We set up an appointment with the clinic.

Long story short. The news was good. We are doing this!

Dec. 6th, 2014: Rewind a little less

IMG_3387So after weeks and days of turning to your mid-section and asking,

‘so , are you pregnant, yet?’

‘How about now…?’

‘… what about… now?’

We are back for round two.

No real sadness; we hadn’t fooled ourselves into thinking we could be so lucky.

The awkwardness of looking my brother in the face when he has done us this huge favour has mellowed somewhat. And he has a new lady in his life, so we were wondering how that conversation would go.

Sigh. How lucky, for us, that she is such a reasonable, modern gal.

Message 1: “Today is the day for Round 2”

Message 2: “Good luck.”

Message 3: “looks like we’re inseminating at 2:30”

I actually sit down to mark an essay, beside my wife, while we wait. If only that kid knew what was on my brain … or beside me while I did that marking. Maybe it will improve their grade.

Good luck. All round.

Rewind. Has it happened yet?

Baby Entry 1. Retrospective.

Some things will be left out. Some things have to be left out. But others stick out now, like never before.

It occurs to me,
as I look down into the frying pan
that my egg isn’t just an egg anymore.

Not when you have reproduction on the brain.

When we were in Shoppers Drug Mart and got the call,
I knew the second her face changed.
It was the ‘surge phone call’.

Arms full of stuff-you-need-when-you-want-to-get-pregnant,
pre-natal vitamins, razors…

This is no ordinary phone call.

She says, ‘I’m going to shave for the nurse.’
‘Nice,’ I reply.

We’ve been married less than a year and this nurse is getting special treatment.

We put the items into the basket. We are giddy as we make our purchases.

My face gives me away.

‘You should see your face’ she says.

And I’m thinking, ‘holy shit. this could be happening.’



Did it work?

‘Are you pregnant yet,’ I smile.

Apparently I’m having dreams and saying out loud ‘Don’t worry,’ about what I’m not sure.

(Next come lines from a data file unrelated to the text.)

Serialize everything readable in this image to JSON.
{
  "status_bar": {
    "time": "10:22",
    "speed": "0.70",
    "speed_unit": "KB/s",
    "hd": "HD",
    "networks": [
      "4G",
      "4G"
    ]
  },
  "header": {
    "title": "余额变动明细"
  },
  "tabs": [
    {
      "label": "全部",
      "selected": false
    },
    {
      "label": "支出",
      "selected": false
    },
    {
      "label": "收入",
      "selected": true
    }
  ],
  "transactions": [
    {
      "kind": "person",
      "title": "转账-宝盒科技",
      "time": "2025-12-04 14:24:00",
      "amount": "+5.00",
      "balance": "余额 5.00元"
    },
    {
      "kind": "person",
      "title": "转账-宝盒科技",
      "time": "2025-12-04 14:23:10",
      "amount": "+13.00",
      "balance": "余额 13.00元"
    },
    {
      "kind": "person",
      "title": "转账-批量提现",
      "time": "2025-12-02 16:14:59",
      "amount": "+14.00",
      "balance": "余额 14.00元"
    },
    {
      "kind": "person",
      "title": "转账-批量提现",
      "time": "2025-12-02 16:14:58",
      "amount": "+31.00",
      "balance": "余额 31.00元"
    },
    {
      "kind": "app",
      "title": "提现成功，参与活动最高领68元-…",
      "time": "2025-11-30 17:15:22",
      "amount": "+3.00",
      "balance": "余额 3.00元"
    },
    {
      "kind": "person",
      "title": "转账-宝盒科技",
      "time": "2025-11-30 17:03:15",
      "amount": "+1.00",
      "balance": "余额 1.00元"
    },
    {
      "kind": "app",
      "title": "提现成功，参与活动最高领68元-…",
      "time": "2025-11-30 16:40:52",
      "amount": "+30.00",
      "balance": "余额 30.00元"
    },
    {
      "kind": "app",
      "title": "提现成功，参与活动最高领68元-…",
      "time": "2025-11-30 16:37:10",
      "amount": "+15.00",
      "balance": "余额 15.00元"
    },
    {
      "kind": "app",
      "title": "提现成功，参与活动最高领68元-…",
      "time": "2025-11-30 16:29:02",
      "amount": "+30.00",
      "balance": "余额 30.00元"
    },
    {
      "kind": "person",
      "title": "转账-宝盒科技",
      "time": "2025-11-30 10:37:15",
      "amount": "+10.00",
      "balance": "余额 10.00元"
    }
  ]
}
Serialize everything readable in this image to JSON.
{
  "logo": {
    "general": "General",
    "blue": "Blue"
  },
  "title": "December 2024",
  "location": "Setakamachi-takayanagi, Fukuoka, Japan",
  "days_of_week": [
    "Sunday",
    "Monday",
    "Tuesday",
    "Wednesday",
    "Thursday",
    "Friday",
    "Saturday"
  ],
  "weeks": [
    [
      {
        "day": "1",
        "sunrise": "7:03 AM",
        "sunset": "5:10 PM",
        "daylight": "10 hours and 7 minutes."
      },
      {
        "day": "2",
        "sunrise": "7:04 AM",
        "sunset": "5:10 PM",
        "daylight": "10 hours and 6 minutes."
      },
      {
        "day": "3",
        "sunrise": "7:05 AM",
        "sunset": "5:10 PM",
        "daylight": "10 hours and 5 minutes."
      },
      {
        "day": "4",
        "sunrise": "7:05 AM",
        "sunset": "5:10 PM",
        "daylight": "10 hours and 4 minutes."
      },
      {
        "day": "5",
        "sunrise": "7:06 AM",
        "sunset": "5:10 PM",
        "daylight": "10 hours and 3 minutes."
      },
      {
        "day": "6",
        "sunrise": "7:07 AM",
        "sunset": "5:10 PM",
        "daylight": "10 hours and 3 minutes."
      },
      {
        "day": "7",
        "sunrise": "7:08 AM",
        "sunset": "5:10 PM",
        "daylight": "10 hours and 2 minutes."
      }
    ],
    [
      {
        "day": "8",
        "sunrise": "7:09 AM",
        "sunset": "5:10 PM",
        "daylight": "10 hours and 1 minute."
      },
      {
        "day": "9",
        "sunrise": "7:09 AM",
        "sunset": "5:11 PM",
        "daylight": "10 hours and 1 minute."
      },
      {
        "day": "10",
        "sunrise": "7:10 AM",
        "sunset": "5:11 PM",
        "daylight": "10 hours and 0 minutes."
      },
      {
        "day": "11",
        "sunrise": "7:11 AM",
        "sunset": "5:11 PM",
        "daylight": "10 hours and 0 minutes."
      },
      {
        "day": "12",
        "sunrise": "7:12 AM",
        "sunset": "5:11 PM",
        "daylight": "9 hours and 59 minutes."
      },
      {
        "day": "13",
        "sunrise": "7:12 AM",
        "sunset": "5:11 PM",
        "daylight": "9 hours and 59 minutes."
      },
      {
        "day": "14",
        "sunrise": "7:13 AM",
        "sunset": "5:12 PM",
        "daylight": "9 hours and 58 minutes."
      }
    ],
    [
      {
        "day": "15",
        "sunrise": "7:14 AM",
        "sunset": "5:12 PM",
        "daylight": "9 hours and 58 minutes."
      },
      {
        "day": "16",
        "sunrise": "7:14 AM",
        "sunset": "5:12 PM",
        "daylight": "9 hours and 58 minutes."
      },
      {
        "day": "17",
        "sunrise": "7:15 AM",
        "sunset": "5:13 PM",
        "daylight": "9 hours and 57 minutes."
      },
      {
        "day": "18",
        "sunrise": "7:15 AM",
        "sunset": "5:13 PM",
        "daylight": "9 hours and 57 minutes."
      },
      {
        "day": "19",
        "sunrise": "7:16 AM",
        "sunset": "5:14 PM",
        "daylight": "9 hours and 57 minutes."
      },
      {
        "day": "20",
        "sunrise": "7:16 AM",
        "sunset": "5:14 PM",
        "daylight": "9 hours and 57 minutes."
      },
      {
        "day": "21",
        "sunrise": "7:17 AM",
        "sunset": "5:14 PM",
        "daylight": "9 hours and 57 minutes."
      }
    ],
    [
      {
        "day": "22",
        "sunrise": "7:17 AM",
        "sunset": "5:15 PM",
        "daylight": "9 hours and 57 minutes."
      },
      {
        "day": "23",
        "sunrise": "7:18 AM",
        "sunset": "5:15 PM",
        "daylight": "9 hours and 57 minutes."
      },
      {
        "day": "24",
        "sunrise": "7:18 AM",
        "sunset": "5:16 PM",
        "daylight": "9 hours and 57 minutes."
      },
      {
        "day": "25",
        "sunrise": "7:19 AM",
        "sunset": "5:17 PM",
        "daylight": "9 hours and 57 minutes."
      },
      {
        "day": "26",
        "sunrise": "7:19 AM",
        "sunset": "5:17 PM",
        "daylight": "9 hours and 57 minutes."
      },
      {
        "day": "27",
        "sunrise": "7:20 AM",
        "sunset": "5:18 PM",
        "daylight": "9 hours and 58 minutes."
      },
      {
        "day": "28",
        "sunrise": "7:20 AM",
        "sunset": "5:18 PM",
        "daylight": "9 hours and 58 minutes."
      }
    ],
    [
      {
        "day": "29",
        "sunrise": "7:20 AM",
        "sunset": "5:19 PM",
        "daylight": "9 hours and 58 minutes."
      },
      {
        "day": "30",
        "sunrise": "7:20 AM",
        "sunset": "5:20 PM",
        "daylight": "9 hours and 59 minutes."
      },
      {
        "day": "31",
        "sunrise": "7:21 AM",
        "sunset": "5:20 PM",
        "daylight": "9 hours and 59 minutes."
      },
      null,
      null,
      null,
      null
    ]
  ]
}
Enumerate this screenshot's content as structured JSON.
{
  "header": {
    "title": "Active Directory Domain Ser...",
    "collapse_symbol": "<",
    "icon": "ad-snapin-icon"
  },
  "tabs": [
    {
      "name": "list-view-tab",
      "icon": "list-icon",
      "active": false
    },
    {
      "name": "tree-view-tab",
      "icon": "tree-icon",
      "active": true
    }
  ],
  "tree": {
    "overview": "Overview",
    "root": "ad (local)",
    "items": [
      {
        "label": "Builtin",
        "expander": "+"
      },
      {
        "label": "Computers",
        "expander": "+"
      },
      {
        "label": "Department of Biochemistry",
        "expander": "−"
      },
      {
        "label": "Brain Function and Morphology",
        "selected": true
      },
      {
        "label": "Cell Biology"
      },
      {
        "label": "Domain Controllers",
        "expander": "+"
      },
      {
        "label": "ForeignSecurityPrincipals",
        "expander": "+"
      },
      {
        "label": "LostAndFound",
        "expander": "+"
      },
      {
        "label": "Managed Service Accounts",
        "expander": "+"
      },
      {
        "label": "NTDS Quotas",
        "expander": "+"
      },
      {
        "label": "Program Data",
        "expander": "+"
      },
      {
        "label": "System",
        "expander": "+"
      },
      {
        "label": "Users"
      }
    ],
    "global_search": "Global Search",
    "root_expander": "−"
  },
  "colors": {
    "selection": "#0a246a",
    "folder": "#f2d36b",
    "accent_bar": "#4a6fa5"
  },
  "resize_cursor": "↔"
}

How many times will we go through this?

And I’m back to making eggs, which are no longer just eggs.

And I’m curling my hair, putting on lipstick, brushing my teeth, waiting. Thinking how I need to pick up tampons, for me, and … maybe a pregnancy test.

Running late for work, I pop in to kiss my wife goodbye. Maybe this is the weirdest thing in the world.

Love you… we parrot, with a pregnant pause at the end.

I call her from the car. Excited. Are you pregnant yet? How do you feel? It’s like waiting for Santa Claus.

We talk later and the strangest part is realizing that I’m always thinking about it. I’m hyper aware of this thing that nobody knows. Except that I’m sure my stupid face gives it all away.

I consider getting her flowers. Instead, I opt for a basket full of pregnancy tests … and tampax. And flowers. Either way. Baby, I love you.